Report every line below that has the string "content" in it.

- Opening Delimiter -

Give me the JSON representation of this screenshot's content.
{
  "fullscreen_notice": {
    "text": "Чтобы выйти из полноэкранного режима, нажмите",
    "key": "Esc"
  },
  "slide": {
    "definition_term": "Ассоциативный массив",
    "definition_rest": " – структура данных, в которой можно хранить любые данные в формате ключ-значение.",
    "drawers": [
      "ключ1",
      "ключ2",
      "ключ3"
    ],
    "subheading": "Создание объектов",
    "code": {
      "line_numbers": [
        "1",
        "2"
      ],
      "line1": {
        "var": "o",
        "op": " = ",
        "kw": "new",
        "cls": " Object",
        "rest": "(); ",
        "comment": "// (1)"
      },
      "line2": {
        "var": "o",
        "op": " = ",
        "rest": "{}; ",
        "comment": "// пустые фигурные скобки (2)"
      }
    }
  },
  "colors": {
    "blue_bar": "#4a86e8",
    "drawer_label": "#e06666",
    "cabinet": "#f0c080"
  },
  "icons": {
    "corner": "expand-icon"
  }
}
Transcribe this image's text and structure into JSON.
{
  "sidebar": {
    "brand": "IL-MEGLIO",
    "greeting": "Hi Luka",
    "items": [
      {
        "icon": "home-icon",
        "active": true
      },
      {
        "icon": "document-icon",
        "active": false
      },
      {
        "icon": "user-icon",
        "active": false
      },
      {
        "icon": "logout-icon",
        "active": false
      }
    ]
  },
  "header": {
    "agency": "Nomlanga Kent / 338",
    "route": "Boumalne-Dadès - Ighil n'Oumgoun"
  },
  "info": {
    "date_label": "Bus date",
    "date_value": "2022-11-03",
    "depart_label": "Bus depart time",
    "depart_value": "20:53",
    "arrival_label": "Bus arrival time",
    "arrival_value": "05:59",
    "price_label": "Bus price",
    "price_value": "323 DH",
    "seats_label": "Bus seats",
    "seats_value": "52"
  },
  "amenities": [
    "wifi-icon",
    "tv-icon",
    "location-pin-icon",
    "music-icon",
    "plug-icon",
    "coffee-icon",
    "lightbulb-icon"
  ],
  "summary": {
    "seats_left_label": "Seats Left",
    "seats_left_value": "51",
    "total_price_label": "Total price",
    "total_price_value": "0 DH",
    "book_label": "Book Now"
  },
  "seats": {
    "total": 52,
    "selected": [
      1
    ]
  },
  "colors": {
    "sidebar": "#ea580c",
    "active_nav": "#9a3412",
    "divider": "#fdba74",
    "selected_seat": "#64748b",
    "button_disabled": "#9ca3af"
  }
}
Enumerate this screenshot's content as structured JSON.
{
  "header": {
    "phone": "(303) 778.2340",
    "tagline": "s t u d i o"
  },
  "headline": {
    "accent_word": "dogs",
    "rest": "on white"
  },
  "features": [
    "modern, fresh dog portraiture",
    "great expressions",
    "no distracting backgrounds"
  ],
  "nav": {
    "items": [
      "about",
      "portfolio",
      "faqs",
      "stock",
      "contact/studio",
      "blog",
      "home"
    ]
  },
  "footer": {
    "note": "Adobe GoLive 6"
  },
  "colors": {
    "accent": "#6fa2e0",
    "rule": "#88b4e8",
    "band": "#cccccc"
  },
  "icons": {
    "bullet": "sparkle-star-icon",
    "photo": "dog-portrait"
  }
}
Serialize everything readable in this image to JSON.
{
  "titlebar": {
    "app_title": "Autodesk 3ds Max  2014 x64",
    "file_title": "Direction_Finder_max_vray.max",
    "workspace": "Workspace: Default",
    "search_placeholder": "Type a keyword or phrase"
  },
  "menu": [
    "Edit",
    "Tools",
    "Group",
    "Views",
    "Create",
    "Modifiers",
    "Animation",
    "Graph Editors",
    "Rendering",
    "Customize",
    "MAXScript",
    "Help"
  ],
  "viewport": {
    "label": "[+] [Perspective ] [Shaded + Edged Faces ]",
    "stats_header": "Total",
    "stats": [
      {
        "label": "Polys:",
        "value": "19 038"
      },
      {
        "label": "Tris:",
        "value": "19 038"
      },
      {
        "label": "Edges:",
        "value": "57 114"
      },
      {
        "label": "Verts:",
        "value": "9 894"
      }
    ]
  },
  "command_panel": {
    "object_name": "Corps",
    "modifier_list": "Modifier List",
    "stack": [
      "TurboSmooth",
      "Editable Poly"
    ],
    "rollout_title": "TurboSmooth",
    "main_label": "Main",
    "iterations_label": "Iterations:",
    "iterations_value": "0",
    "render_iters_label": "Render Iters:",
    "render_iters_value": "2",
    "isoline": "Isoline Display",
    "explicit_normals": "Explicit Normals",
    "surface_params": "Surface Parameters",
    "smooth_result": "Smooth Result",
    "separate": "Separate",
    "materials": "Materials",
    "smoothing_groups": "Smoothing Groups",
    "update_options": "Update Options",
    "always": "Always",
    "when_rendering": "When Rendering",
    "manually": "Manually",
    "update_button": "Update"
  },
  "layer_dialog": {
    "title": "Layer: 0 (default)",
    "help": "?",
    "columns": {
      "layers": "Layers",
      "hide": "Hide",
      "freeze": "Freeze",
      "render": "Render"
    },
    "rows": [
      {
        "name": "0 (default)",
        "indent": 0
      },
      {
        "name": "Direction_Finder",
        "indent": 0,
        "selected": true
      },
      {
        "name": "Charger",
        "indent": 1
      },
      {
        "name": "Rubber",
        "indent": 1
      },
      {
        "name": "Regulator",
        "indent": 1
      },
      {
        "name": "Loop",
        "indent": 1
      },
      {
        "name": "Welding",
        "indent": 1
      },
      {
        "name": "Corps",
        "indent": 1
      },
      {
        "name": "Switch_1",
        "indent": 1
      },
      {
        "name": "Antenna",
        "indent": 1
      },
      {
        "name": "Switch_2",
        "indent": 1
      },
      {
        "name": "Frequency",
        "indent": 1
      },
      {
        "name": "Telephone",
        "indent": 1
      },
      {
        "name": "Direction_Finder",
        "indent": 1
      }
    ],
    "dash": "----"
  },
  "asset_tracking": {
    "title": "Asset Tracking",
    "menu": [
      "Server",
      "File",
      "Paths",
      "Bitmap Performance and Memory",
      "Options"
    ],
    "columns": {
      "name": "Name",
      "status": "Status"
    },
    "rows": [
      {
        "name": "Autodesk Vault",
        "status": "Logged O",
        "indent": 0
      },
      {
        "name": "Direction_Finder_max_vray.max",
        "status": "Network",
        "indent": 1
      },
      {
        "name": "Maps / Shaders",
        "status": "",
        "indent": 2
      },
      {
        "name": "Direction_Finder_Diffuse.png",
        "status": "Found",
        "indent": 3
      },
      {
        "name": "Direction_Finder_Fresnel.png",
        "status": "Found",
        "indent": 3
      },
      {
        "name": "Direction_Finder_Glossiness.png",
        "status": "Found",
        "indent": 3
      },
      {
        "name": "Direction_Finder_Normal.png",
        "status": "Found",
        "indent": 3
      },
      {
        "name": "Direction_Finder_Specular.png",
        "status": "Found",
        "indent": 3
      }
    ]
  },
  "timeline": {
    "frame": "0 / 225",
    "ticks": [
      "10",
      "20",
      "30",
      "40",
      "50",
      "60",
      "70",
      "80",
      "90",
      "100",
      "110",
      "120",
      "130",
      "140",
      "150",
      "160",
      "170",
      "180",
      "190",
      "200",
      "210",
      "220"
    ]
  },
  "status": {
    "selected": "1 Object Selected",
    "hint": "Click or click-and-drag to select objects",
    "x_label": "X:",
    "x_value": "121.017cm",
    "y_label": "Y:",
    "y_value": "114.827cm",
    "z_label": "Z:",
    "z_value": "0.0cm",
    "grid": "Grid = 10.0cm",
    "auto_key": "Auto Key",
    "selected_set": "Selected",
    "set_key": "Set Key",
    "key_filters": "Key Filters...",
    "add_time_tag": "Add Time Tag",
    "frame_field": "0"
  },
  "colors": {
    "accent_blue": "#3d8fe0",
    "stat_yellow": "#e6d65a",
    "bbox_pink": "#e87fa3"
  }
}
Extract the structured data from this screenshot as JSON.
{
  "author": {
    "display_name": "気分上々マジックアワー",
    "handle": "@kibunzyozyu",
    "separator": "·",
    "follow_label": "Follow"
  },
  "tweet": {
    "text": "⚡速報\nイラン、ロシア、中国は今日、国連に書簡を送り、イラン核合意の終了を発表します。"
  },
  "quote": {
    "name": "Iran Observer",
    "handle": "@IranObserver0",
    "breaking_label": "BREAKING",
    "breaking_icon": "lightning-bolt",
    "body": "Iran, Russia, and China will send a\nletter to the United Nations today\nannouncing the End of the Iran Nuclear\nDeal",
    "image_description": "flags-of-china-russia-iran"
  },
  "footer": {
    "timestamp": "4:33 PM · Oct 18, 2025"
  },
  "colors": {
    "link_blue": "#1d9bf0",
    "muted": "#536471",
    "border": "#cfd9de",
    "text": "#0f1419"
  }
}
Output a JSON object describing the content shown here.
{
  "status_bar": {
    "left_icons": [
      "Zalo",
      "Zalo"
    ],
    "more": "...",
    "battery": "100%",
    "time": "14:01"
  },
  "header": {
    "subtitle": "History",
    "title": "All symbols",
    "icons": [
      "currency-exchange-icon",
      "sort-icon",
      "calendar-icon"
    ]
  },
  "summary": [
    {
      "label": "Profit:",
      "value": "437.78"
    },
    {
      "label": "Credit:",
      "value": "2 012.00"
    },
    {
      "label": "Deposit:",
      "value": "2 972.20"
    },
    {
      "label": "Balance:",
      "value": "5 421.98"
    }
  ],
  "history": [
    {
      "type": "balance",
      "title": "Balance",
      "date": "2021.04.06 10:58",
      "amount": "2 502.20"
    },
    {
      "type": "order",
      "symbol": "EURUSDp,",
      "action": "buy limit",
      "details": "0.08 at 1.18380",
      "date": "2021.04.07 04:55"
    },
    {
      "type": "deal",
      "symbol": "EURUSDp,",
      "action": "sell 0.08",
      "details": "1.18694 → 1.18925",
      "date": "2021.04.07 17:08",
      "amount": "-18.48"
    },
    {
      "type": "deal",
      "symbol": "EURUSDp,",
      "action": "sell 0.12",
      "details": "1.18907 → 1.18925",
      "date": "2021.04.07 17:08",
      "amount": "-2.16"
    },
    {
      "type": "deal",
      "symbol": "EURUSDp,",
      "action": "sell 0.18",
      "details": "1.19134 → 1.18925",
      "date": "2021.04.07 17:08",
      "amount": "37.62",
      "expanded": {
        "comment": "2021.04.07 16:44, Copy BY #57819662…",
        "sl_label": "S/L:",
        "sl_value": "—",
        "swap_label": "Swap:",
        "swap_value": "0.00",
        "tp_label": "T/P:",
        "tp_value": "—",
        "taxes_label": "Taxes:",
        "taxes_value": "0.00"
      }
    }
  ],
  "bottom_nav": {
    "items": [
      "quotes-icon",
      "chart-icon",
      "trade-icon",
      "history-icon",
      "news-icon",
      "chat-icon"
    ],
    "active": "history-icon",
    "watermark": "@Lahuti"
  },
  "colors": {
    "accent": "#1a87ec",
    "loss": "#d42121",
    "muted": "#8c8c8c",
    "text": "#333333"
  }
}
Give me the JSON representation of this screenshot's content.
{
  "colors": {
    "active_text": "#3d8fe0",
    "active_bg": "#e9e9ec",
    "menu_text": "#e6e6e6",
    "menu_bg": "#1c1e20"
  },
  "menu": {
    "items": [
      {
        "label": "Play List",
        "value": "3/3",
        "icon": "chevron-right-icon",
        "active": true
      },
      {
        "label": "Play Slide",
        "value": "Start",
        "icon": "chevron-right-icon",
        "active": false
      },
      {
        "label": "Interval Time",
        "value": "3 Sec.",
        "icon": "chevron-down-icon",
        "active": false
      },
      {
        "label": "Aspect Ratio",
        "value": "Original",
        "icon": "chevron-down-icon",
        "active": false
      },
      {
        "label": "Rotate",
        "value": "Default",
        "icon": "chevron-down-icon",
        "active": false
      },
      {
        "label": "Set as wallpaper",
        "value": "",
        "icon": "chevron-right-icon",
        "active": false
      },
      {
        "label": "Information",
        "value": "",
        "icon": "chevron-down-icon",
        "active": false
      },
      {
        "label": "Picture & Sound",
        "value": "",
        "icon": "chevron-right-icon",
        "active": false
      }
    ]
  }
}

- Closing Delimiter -

▸ ANSWER TO THIS PROBLEM
Give me the JSON representation of this screenshot's content.
Enumerate this screenshot's content as structured JSON.
Output a JSON object describing the content shown here.
Give me the JSON representation of this screenshot's content.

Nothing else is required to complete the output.